What she has found is that soap dispels the bacteria. "But if you rinse, they come back and stick," She says. "It's annoying." Vigeant points out that the ramifications could be important, especially in the medical community, where keeping items sterile is vital. "The idea is to find out specifically what's happening on a molecular basis."
To better study E. coli, she has collaborated with colleagues to build a precise instrument - a total internal reflection aqueous fluorescent microscope. "There aren't a lot of them in the world," she says.

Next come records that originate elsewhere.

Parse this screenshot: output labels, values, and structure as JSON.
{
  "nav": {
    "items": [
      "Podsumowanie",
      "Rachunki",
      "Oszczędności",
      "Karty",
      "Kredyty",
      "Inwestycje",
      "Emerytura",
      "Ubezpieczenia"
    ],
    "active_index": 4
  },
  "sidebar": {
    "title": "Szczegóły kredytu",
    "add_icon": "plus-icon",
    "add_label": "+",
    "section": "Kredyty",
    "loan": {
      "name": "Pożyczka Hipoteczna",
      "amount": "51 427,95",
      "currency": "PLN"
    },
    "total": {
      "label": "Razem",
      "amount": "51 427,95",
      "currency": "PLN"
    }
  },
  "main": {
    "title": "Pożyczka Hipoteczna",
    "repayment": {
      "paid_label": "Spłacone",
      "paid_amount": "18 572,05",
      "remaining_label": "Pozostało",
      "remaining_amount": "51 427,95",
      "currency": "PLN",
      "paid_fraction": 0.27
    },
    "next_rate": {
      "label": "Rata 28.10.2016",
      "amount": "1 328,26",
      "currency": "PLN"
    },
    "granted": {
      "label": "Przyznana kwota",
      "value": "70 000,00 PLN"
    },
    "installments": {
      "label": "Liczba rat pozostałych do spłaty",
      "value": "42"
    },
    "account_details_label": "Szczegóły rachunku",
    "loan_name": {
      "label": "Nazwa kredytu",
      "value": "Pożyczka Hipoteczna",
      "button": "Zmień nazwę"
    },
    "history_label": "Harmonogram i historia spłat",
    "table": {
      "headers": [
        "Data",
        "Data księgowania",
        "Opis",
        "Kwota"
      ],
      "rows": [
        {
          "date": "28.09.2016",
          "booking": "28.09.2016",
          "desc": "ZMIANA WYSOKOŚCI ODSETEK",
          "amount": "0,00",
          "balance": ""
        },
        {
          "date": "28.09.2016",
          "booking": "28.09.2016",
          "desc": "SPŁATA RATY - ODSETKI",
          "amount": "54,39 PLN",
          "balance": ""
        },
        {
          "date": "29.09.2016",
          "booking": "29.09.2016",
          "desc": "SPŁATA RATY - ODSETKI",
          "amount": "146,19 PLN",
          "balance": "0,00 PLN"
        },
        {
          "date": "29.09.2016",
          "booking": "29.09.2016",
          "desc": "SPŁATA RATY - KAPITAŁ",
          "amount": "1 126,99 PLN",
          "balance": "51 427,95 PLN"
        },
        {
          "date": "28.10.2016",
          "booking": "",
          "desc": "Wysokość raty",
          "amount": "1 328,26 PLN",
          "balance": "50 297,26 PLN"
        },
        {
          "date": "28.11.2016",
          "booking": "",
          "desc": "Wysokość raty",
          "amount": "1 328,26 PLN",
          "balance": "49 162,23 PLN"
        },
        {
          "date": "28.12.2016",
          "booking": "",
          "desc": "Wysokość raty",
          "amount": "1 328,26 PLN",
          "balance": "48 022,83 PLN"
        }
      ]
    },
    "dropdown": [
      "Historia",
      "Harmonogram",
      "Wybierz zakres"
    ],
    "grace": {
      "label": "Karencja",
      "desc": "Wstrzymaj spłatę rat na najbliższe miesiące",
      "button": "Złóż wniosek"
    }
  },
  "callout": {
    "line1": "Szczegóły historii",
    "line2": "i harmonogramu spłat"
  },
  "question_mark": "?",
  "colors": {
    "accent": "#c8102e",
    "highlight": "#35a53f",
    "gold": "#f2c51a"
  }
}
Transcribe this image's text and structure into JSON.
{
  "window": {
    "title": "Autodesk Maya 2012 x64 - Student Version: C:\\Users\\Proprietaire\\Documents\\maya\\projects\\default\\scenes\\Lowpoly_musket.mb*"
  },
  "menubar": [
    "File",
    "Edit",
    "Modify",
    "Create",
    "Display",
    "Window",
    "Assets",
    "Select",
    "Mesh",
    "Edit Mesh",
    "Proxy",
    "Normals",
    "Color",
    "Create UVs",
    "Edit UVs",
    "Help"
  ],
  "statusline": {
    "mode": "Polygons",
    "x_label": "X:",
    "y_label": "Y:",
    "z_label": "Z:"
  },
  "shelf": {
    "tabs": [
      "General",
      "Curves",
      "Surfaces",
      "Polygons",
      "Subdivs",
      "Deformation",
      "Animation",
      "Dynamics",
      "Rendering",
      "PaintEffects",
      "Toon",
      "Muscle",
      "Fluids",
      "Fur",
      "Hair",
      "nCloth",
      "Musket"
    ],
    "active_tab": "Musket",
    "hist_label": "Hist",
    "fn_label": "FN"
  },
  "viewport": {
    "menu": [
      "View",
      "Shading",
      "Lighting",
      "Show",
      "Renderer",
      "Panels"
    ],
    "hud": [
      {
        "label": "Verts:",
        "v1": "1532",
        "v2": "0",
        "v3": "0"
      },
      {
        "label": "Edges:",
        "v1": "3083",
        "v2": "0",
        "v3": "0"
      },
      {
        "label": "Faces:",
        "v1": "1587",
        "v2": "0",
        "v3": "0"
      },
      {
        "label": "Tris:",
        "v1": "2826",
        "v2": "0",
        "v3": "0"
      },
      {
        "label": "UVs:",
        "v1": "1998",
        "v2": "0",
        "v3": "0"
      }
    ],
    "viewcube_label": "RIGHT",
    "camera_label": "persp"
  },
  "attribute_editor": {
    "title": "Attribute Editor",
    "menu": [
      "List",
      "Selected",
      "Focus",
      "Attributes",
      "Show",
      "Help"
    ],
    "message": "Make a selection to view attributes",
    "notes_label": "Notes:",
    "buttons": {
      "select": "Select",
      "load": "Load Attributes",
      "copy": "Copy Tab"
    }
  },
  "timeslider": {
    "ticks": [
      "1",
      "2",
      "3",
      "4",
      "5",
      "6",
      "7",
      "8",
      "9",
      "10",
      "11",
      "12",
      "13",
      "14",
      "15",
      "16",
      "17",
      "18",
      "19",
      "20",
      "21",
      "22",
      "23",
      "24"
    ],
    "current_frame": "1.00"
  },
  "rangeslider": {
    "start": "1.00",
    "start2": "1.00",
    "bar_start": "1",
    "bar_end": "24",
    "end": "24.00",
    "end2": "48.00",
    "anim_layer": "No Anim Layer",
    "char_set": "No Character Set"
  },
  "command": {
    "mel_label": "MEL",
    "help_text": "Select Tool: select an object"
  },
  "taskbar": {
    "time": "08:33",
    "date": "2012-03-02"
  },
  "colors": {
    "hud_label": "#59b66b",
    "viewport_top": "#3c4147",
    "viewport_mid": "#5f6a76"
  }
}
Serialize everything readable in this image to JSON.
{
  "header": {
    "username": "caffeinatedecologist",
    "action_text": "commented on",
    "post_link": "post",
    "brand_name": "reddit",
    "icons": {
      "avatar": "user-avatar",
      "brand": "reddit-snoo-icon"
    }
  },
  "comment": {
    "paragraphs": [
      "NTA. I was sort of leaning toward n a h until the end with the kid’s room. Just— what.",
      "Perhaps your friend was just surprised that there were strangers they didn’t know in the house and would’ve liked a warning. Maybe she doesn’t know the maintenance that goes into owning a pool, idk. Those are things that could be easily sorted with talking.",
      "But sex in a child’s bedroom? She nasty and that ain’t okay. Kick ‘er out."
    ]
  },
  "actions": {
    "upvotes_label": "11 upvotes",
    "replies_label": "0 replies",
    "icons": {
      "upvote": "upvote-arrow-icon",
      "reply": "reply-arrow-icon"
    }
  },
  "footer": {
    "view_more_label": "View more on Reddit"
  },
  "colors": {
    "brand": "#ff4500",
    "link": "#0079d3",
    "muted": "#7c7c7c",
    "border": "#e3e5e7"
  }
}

Students from the physics department, mechanical engineers, and chemical engineers worked together to create the special microscope. "It's really neat to work in a place where we can pull from different resources and build something like this," she says. || Ask the Experts: Margot Vigeant on engineering education, News: Teaching to Teach
Vigeant is the 2006-07 recipient of the Presidential Award for Teaching Excellence.
- Bioprocess engineering
- Engineering and society
- First-year engineering
- Surface chemistry
- Bacterial adhesion to surfaces
- Effects of surfactants on bacterial adhesion and bacterial transport
- Imaging with total internal reflection aqueous fluorescence microscopy
- "Reversible and Irreversible Adhesion of Motile E. Coli Bacteria Analyzed by TIRAF microscopy," in Applied and Environmental Microbiology, 2002.